=== Exercise requirements ===
Give the count of lines in the records below that contain "Microsoft", with no other words.

=== Material provided ===

___

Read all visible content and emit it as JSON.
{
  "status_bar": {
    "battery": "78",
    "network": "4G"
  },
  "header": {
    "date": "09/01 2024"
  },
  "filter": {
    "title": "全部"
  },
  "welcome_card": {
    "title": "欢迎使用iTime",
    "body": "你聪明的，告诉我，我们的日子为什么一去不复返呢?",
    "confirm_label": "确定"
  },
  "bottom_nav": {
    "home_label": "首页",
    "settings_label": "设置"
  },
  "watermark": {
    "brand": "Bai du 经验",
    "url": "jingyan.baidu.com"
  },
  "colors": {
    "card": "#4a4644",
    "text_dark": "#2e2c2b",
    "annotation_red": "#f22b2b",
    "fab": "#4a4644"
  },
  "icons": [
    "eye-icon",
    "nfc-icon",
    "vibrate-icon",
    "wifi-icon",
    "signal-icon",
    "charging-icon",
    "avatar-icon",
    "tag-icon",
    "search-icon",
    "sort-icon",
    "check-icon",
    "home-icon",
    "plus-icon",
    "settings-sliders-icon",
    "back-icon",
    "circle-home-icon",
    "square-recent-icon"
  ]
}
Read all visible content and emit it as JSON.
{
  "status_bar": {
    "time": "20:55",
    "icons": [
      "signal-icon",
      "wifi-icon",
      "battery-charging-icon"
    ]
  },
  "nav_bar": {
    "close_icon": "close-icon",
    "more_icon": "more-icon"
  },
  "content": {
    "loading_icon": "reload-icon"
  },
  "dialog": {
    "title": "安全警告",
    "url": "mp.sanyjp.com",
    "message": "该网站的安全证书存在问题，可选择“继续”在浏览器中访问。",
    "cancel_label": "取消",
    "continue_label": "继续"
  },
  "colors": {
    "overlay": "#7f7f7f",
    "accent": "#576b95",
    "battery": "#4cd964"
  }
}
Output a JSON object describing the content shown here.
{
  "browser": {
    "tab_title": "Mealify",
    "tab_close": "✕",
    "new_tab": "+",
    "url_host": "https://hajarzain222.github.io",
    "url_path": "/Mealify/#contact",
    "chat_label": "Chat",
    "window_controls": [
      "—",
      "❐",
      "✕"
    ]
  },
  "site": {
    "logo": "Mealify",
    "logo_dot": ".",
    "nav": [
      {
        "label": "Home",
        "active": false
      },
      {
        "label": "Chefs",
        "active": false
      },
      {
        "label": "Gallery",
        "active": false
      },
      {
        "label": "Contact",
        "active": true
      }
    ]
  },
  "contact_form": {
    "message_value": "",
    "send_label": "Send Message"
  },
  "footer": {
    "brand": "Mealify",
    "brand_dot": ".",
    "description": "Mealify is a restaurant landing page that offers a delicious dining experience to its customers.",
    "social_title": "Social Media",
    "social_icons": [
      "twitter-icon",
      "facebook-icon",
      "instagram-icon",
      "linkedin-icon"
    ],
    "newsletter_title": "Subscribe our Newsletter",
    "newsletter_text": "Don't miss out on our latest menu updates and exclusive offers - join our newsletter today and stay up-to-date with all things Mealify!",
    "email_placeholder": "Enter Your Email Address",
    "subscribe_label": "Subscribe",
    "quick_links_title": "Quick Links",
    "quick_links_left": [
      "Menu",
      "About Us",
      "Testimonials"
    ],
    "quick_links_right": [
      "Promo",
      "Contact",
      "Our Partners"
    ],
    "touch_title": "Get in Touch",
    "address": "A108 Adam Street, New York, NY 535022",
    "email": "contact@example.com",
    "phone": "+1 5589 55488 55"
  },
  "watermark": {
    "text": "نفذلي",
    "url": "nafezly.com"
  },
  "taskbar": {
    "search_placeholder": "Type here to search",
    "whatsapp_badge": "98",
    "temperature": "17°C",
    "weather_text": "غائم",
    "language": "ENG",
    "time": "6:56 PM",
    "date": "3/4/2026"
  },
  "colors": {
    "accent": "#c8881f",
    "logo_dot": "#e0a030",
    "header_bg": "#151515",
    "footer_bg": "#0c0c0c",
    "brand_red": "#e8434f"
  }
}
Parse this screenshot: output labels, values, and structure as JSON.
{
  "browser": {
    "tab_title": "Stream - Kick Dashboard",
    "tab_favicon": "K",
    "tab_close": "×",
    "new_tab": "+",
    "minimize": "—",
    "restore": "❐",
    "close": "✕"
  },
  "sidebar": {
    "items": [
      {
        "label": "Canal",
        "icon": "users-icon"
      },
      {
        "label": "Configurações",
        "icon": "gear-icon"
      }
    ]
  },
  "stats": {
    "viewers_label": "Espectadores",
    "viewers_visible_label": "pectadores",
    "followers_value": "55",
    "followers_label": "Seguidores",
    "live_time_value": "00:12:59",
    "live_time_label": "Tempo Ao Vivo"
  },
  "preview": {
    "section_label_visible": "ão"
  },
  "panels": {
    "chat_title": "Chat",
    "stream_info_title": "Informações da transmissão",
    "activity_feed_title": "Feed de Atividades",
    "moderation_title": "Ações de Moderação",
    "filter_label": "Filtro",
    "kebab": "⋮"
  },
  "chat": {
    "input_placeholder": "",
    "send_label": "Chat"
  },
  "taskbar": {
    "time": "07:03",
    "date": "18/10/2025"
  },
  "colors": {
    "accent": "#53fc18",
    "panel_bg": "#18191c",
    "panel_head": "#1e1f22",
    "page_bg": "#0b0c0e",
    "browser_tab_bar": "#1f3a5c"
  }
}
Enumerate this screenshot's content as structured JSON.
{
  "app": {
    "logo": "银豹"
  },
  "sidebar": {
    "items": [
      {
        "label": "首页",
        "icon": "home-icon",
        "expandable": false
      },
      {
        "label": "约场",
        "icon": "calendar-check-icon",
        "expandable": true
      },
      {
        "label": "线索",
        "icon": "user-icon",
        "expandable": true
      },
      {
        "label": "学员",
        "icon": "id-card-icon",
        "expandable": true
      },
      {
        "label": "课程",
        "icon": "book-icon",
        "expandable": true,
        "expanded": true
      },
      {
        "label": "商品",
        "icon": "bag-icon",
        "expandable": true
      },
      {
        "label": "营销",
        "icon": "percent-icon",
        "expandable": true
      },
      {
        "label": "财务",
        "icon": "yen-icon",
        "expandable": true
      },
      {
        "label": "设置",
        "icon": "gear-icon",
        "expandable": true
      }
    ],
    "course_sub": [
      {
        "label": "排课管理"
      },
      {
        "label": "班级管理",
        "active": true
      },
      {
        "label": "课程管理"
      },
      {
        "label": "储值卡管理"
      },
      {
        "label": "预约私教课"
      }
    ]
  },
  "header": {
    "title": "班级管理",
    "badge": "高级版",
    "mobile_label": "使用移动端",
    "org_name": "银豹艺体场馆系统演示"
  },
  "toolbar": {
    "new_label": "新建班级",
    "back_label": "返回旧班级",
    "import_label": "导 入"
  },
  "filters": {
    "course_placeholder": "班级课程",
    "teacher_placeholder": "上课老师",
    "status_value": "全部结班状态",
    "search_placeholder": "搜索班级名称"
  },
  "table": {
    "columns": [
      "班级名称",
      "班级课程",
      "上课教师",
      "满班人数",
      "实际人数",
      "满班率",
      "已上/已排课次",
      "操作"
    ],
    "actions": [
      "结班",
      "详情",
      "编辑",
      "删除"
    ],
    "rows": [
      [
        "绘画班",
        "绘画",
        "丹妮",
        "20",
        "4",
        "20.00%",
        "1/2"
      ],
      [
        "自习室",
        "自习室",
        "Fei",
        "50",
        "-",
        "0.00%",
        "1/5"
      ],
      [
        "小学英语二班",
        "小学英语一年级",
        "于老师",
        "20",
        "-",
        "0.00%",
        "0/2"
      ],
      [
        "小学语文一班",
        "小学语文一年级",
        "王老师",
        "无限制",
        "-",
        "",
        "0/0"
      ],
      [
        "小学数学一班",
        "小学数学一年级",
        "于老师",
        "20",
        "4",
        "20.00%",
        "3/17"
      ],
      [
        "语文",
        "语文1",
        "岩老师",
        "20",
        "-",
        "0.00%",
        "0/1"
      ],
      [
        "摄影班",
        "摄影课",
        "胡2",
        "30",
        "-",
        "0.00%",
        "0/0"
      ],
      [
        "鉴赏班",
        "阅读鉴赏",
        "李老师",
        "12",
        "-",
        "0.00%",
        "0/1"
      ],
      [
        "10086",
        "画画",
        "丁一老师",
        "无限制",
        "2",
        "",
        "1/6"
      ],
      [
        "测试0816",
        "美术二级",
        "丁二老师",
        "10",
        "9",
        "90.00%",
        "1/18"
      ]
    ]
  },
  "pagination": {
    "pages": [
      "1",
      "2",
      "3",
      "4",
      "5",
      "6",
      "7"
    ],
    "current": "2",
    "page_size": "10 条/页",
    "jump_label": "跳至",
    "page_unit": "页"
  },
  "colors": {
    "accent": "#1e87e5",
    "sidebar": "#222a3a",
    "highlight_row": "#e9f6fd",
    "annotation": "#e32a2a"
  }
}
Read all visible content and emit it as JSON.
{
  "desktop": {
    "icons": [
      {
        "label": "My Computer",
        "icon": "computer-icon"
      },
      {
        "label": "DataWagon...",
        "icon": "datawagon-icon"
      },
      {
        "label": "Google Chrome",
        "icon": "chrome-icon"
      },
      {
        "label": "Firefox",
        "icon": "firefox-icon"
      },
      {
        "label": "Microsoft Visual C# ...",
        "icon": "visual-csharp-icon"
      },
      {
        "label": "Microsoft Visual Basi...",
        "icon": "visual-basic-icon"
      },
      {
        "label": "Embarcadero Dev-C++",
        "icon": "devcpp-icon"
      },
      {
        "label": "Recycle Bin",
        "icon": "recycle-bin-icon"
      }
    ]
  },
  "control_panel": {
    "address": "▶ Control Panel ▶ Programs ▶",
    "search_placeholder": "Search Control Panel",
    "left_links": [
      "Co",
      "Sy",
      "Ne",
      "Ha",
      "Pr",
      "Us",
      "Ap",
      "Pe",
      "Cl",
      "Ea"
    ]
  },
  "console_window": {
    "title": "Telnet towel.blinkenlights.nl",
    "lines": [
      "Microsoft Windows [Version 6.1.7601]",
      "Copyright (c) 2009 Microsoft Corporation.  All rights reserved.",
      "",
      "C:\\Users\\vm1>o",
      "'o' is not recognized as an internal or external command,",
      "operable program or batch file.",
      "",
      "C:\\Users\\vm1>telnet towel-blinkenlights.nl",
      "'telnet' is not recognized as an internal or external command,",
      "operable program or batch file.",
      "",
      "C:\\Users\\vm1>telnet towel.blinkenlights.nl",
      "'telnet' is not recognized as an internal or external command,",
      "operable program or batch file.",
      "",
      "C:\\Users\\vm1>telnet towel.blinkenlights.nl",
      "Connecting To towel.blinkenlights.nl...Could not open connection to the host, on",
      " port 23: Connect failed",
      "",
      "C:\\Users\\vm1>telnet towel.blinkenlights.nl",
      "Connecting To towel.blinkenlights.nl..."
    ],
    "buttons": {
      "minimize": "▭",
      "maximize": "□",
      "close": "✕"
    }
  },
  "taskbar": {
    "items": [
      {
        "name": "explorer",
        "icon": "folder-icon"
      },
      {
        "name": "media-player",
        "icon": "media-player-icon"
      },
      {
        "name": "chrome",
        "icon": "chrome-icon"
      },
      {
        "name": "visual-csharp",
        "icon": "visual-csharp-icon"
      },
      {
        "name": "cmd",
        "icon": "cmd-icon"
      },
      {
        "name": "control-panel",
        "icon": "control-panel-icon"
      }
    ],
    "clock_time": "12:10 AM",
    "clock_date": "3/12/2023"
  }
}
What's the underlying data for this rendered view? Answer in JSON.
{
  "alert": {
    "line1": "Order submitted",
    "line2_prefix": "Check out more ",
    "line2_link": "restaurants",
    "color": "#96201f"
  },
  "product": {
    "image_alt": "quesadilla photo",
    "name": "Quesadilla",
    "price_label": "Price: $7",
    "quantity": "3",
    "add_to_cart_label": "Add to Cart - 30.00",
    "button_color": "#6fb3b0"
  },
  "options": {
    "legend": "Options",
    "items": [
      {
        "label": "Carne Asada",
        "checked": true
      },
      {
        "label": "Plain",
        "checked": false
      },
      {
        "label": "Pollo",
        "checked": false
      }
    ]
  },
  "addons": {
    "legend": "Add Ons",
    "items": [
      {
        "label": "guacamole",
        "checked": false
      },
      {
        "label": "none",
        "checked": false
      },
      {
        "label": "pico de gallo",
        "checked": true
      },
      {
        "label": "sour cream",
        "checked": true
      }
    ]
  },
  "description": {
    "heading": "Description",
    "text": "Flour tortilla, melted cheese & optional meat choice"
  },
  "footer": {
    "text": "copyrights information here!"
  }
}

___

=== Answer to the exercise ===
4